There is a lot to be done in the new trade agreement that the United States, Mexico and Canada have concluded on Sunday with deadlines, starting with a name change: if the new deal is adopted by all three countries, the North American Free Trade Agreement will give way to the agreement between the United States and Mexico-Canada or USMCA
It is a cosmetic change for an otherwise consistent set of revisions.
"It's not Nafta, it's a brand new deal," President Trump said Monday at the White House.
The text of the pact, which was released at the end of Sunday, contains important adjustments in several important areas of the trade relations of the countries. The agreement sets new rules for the production of cars, intended to stimulate the production of cars and trucks in countries that pay higher wages. It reduces barriers for American dairy farmers to sell cheese, milk and other products to Canada. It retains a tribunal for resolving trade disputes that the United States wished to lift.
It guarantees Canadian and Mexican manufacturers extensive access to a number of major American markets, such as automobiles and light trucks, but still leaves questions about their ability to avoid tariffs for steel and aluminum exports to the United States.
These are highlights from the text of the agreement and from the 12 "side letters" that the neighboring countries have submitted.
An attempt to send more car production to the United States
Nafta required car manufacturers to produce 62.5 percent of a vehicle's content in North America to qualify for zero rates. The new agreement increases this threshold to 75 percent over time. This is intended to force car manufacturers to purchase fewer parts for an "Assembled in America" (or Canada) car from Germany, Japan, South Korea or China.
For the first time, the new agreement also stipulates that an escalating percentage of parts for every tariff-free vehicle – with a top percentage of 40 per cent in 2023 – must come from a so-called "high wage factory". The agreement says that those factories have to pay a minimum of $ 16 per hour in average salaries for production workers. That's about three times the average wage in a Mexican factory at the moment, and government officials are hoping that the facility forces car manufacturers to move suppliers from Mexico to Canada or the United States.
There are risks for that change.
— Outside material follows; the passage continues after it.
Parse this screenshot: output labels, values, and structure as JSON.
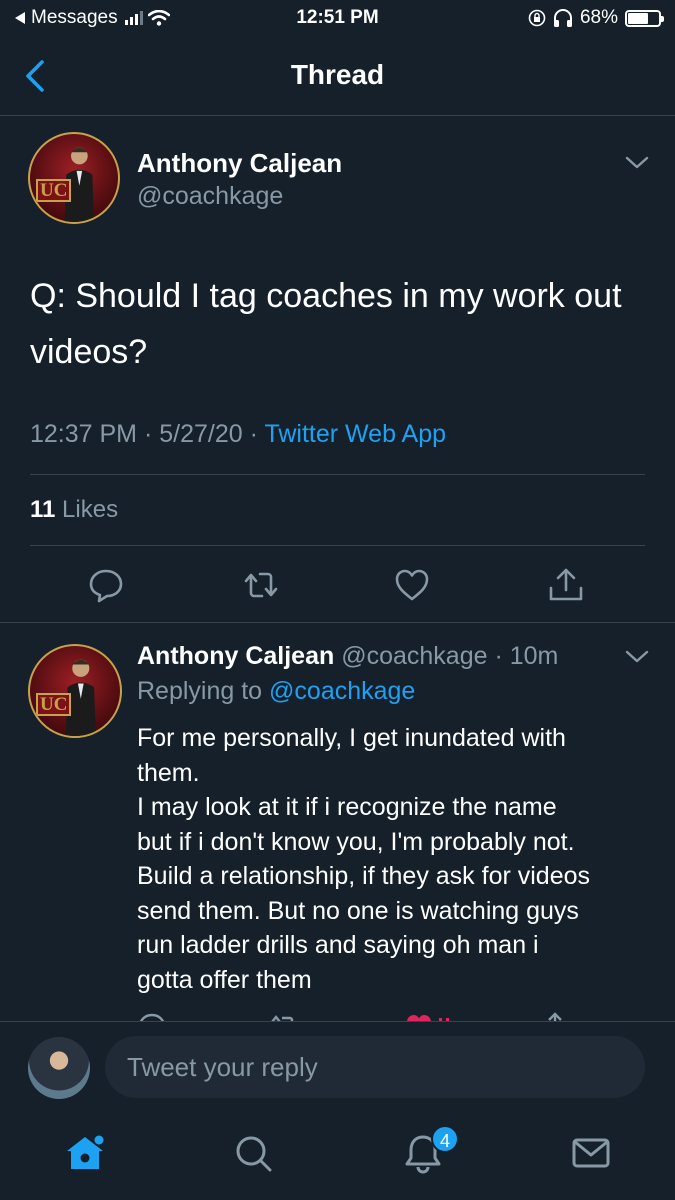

Automotive analysts have warned that the provision may be harmful effect for Americans, by increasing the costs for American car buyers and encouraging car manufacturers to move production to low-wage countries outside the United States, like China.
Conversely, the final determination, as written, can prove to be relatively ineffective in the shift of production – because it is not indexed to inflation. An average wage of $ 16 per hour will be less restrictive in 2023 dollars than it is now.
Exemption of future car tariffs for Canada and Mexico
Mr. Trump has repeatedly threatened to set tariffs on imported cars during the past year. In a press conference last week, he suggested that Canada would receive such rates if it did not reach an agreement with the United States on a new trade agreement. The government of Mr Trump has launched an investigation that could lead to car fares, but it does not seem likely that this will soon come to an end. The threat of car tariffs has blurred the trade negotiations with several countries, including Japan and South Korea, which import car and car parts into America.
Canada and Mexico, however, do not have to sweat. The new agreement includes side letters granting exemptions from future US rates to 2.6 million imported passenger cars from each of these countries. That is slightly more vehicles than Mexico has exported to the United States last year and has exported almost 1 million more than Canada.
Wins for American cheese (and wine)
Perhaps the biggest bottleneck in recent months' talks was Canada's protection of its dairy market, including limits on imported dairy products from the United States and government support that gives Canadian products an advantage over international markets against American.
"Dairy was a deal breaker," Mr. Trump on Monday.
The new agreement provides the victories of the United States on both fronts. It gradually opens the Canadian market for more exported US dairy products, including "liquid milk, cream, butter, skimmed milk powder, cheese and other dairy products." Canada agreed to eliminate a program that helps Canadian sellers of certain dairy products at home and abroad.
A victory for Canada in dispute resolution
Trade agreements usually come with enforcement mechanisms. As part of the renegotiation efforts, the United States tried to eliminate one of those mechanisms in Nafta: the the so-called Chapter 19 provision, which gives the three countries a kind of neutral game site – a panel with representatives from each country – to challenge each other's tariffs and other actions.
Canada won the battle to keep that provision in the revised agreement. It did, however, agree to eliminate another form of enforcement between the United States and Canada, which would allow investors to file lawsuits for foreign aid. Consumer groups have long criticized this settlement mechanism because large corporations allow too much power to challenge environmental and other regulations. The new deal leaves that mechanism for disputes between the United States and Mexico, but not for Canada.
Goodies for trade unions, banks and pharmaceutical companies
Among the small but important items in the new agreement is a measure to encourage Mexico to make it easier for employees to form and join trade unions, steps to give US financial services companies better access to Canadian and Mexican markets, and provision to protect the intellectual property of US pharmaceutical companies that sell prescription drugs in Canada.
The latter provision will provide longer protection for US biologics, against biosimilar competitors, and it will likely increase the profits of those drug makers when they sell in Canada.